Pique’s Barcelona side, along with Real Madrid, are one of only two clubs not to have formally announced their resignation from the Super League, which was formally announced on Sunday evening but began to collapse within 48 hours due to criticism from virtually all sides.

READ MORE: Football’s Financial Meltdown: Why Barcelona NEEDED the Super League

Indeed, Pique was one of those players who took to social media to hit out at the plans.

On Twitter, the Barcelona icon voiced: “Football belongs to the fans. Today more than ever.”

However, he was quickly called out by professional tennis star Nicolas Mahut.

“What about DAVIS CUP ?!?” the 39-year-old four-time doubles Grand Slam winner and 2017 David Cup champion with France, said.

What is the Davis Cup?

The Davis Cup is an international tennis tournament that was formed in 1900 and is, almost uniquely, played out between national teams.

Traditionally, this was on a knockout basis, with five matches (four singles and a doubles) played over three days in one of the two participating countries.

Home advantage was not only a major advantage because of the host nation’s ability to choose a playing surface best suited to their players, but also because of the raucous home support that was generated.

What is Pique’s relationship with the Davis Cup?

The rights to the Davis Cup were sold to Pique’s Kosmos Holding group, which invests in sport and media. In 2018, it was announced that this group ay struck a $3 billion deal to transform the competition.

Pique’s company has been at the forefront of a dramatic change in the Davis Cup format, which they have branded the ‘World Cup of Tennis’.

Now the tournament is held at one location over a single week, with four groups of teams competing to play in the elimination stages.
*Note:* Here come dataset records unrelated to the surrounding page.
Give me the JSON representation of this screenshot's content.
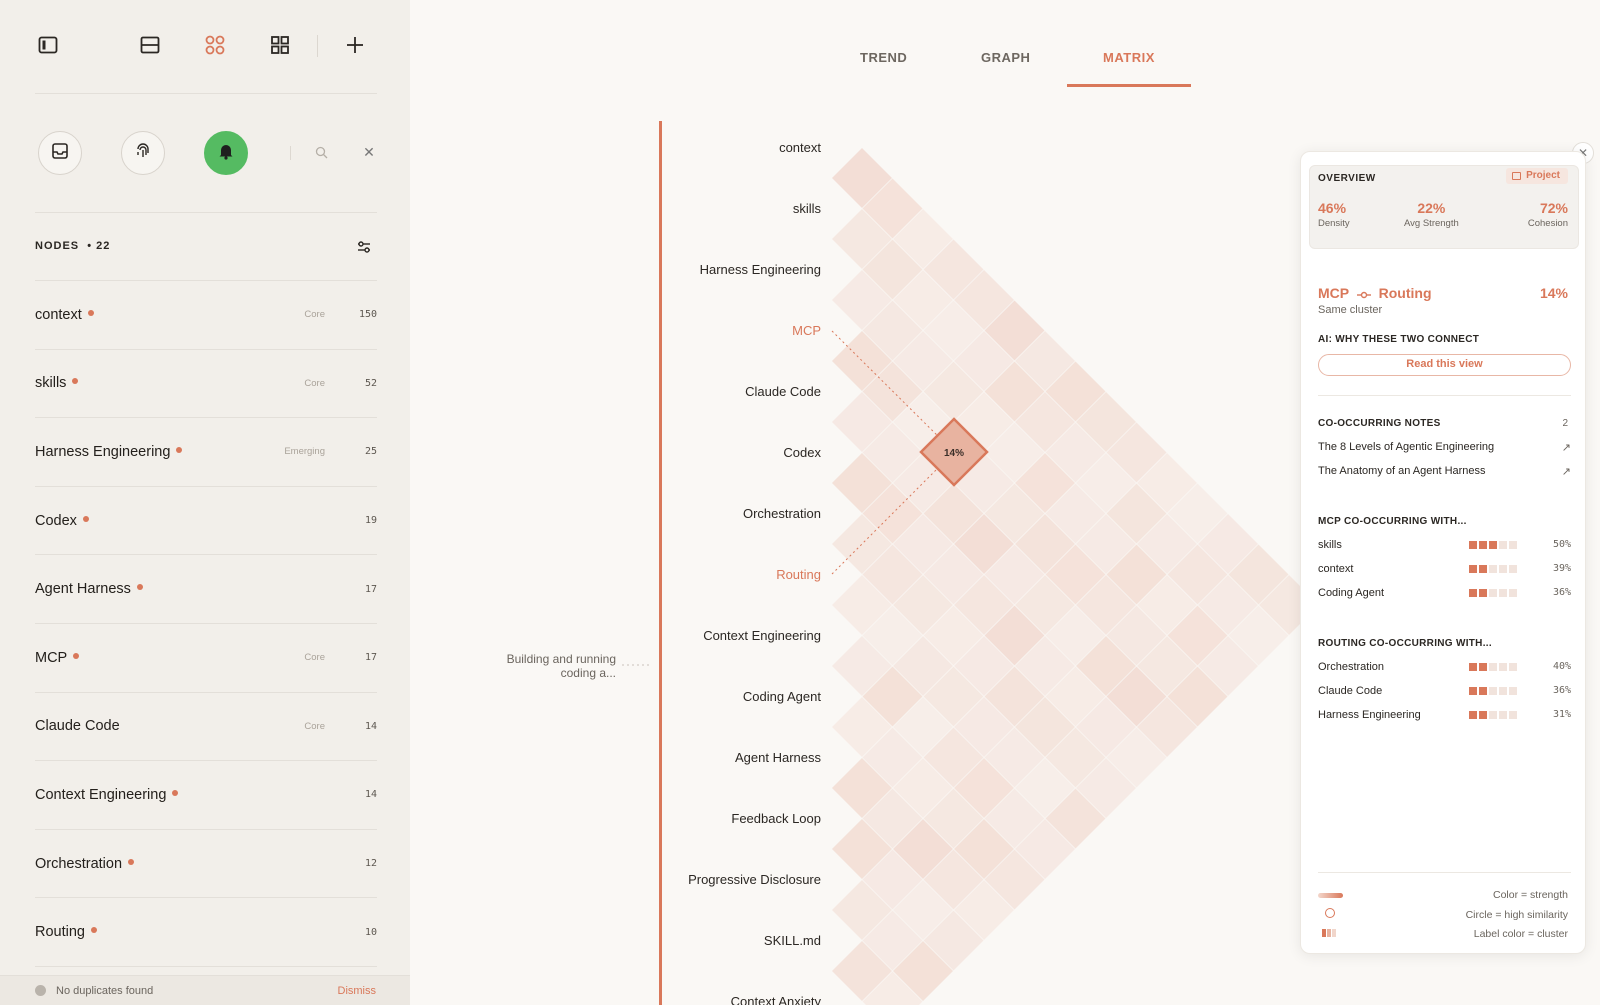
{
  "app": {
    "accent": "#d9785a",
    "status_green": "#55bb62"
  },
  "toolbar": {
    "icons": [
      "sidebar-toggle-icon",
      "split-view-icon",
      "graph-nodes-icon",
      "grid-icon",
      "plus-icon"
    ]
  },
  "quick_actions": [
    "inbox-icon",
    "fingerprint-icon",
    "bell-icon",
    "search-icon",
    "close-icon"
  ],
  "nodes": {
    "label": "NODES",
    "count": "• 22",
    "items": [
      {
        "name": "context",
        "tag": "Core",
        "count": "150"
      },
      {
        "name": "skills",
        "tag": "Core",
        "count": "52"
      },
      {
        "name": "Harness Engineering",
        "tag": "Emerging",
        "count": "25"
      },
      {
        "name": "Codex",
        "tag": "",
        "count": "19"
      },
      {
        "name": "Agent Harness",
        "tag": "",
        "count": "17"
      },
      {
        "name": "MCP",
        "tag": "Core",
        "count": "17"
      },
      {
        "name": "Claude Code",
        "tag": "Core",
        "count": "14"
      },
      {
        "name": "Context Engineering",
        "tag": "",
        "count": "14"
      },
      {
        "name": "Orchestration",
        "tag": "",
        "count": "12"
      },
      {
        "name": "Routing",
        "tag": "",
        "count": "10"
      }
    ]
  },
  "duplicates": {
    "message": "No duplicates found",
    "dismiss": "Dismiss"
  },
  "tabs": [
    {
      "label": "TREND",
      "active": false
    },
    {
      "label": "GRAPH",
      "active": false
    },
    {
      "label": "MATRIX",
      "active": true
    }
  ],
  "matrix": {
    "rows": [
      "context",
      "skills",
      "Harness Engineering",
      "MCP",
      "Claude Code",
      "Codex",
      "Orchestration",
      "Routing",
      "Context Engineering",
      "Coding Agent",
      "Agent Harness",
      "Feedback Loop",
      "Progressive Disclosure",
      "SKILL.md",
      "Context Anxiety"
    ],
    "highlighted_rows": [
      "MCP",
      "Routing"
    ],
    "selected_cell": {
      "row": "MCP",
      "col": "Routing",
      "label": "14%"
    },
    "cluster_note": "Building and running coding a..."
  },
  "panel": {
    "overview": {
      "title": "OVERVIEW",
      "badge": "Project",
      "stats": [
        {
          "value": "46%",
          "label": "Density"
        },
        {
          "value": "22%",
          "label": "Avg Strength"
        },
        {
          "value": "72%",
          "label": "Cohesion"
        }
      ]
    },
    "pair": {
      "a": "MCP",
      "b": "Routing",
      "pct": "14%",
      "sub": "Same cluster"
    },
    "ai": {
      "title": "AI: WHY THESE TWO CONNECT",
      "button": "Read this view"
    },
    "notes": {
      "title": "CO-OCCURRING NOTES",
      "count": "2",
      "items": [
        "The 8 Levels of Agentic Engineering",
        "The Anatomy of an Agent Harness"
      ]
    },
    "mcp_co": {
      "title": "MCP CO-OCCURRING WITH...",
      "items": [
        {
          "name": "skills",
          "pct": "50%",
          "level": 3
        },
        {
          "name": "context",
          "pct": "39%",
          "level": 2
        },
        {
          "name": "Coding Agent",
          "pct": "36%",
          "level": 2
        }
      ]
    },
    "routing_co": {
      "title": "ROUTING CO-OCCURRING WITH...",
      "items": [
        {
          "name": "Orchestration",
          "pct": "40%",
          "level": 2
        },
        {
          "name": "Claude Code",
          "pct": "36%",
          "level": 2
        },
        {
          "name": "Harness Engineering",
          "pct": "31%",
          "level": 2
        }
      ]
    },
    "legend": [
      {
        "label": "Color = strength"
      },
      {
        "label": "Circle = high similarity"
      },
      {
        "label": "Label color = cluster"
      }
    ]
  }
}
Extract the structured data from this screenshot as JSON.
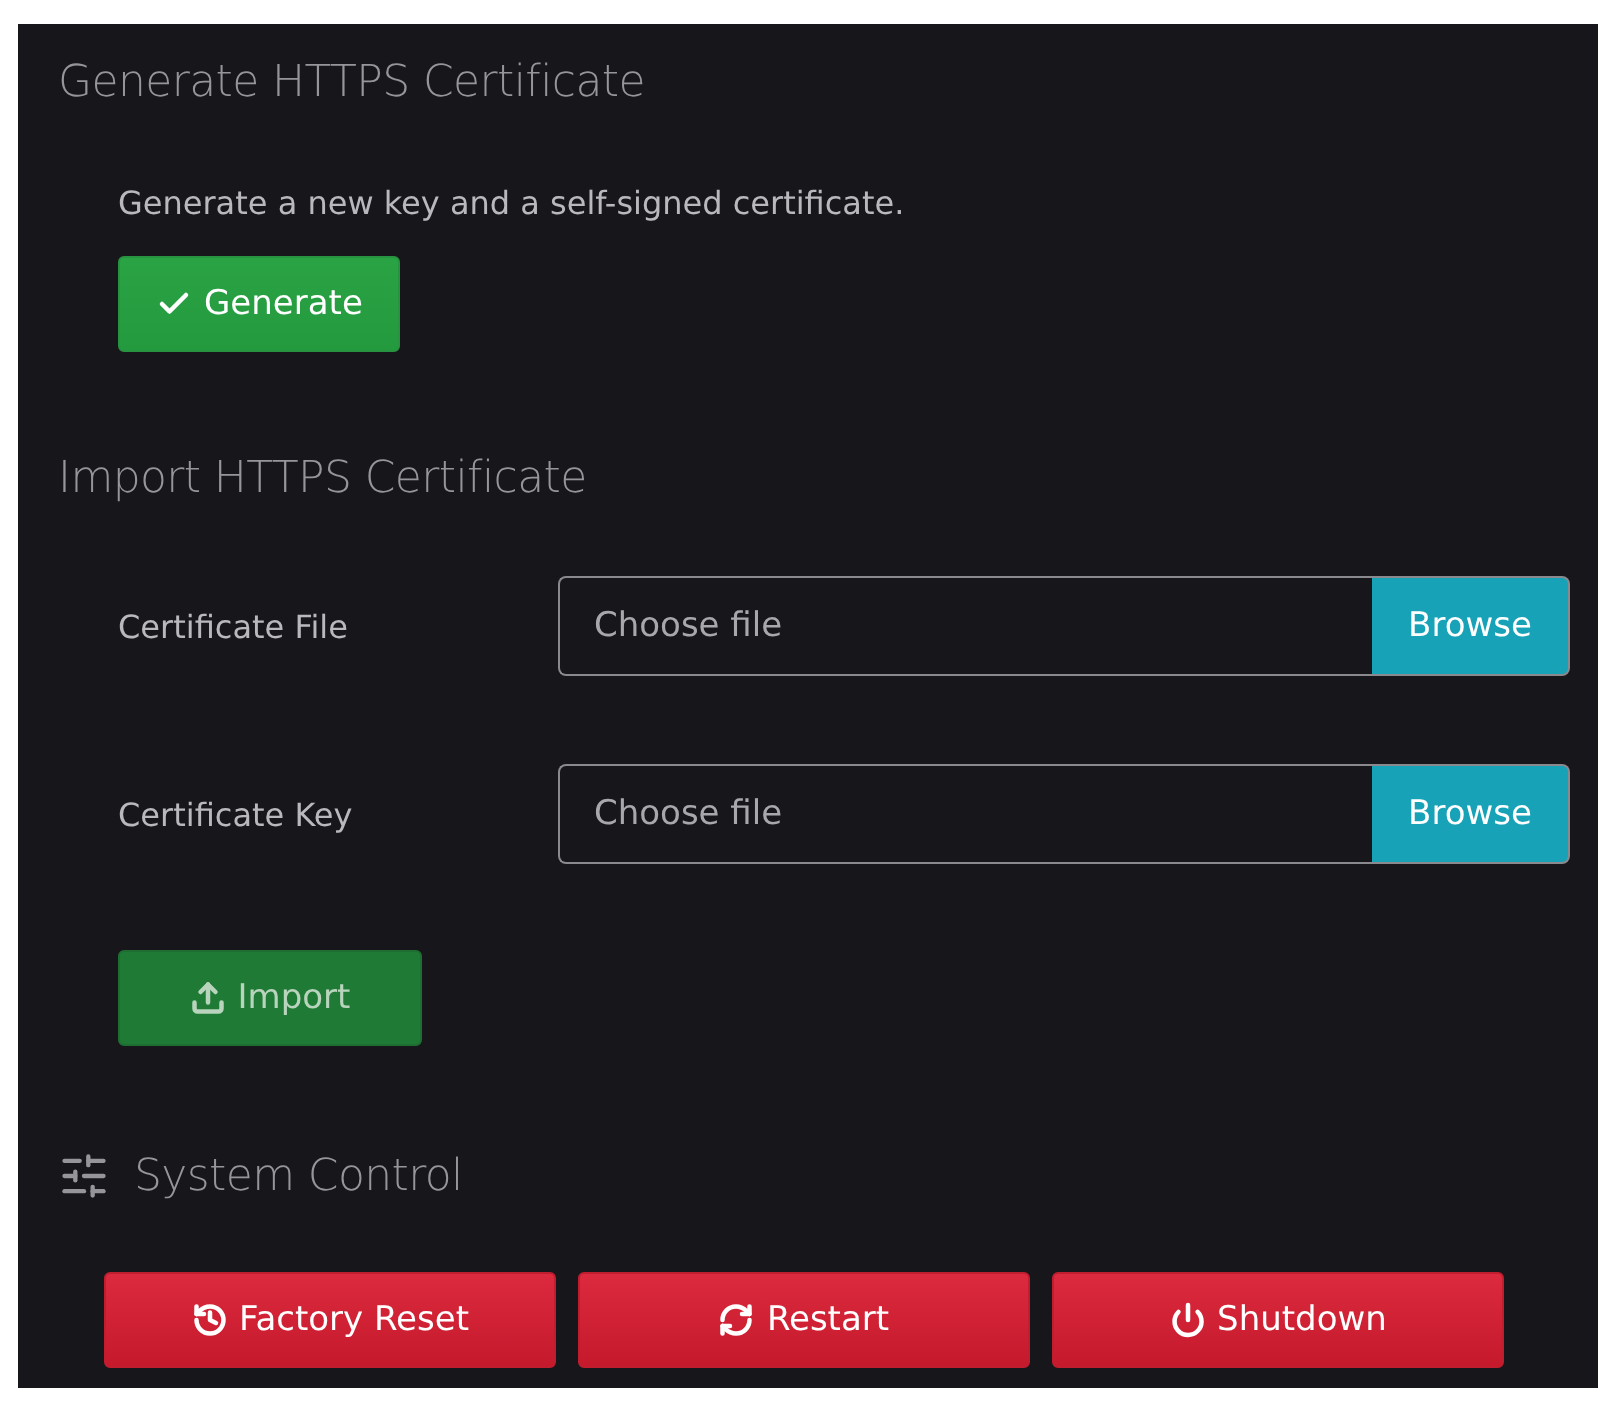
{
  "generate_section": {
    "title": "Generate HTTPS Certificate",
    "description": "Generate a new key and a self-signed certificate.",
    "button": {
      "label": "Generate",
      "kind": "confirm",
      "disabled": false
    }
  },
  "import_section": {
    "title": "Import HTTPS Certificate",
    "fields": [
      {
        "label": "Certificate File",
        "placeholder": "Choose file",
        "button": "Browse"
      },
      {
        "label": "Certificate Key",
        "placeholder": "Choose file",
        "button": "Browse"
      }
    ],
    "button": {
      "label": "Import",
      "kind": "upload",
      "disabled": true
    }
  },
  "system_control": {
    "title": "System Control",
    "buttons": [
      {
        "label": "Factory Reset",
        "kind": "reset"
      },
      {
        "label": "Restart",
        "kind": "restart"
      },
      {
        "label": "Shutdown",
        "kind": "shutdown"
      }
    ]
  }
}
These changes, at which Pique was at the forefront, have proven to be highly controversial in tennis and are thought to have alienated many fans from the Davis Cup in the same way that football fans were angered by the European Super League proposals.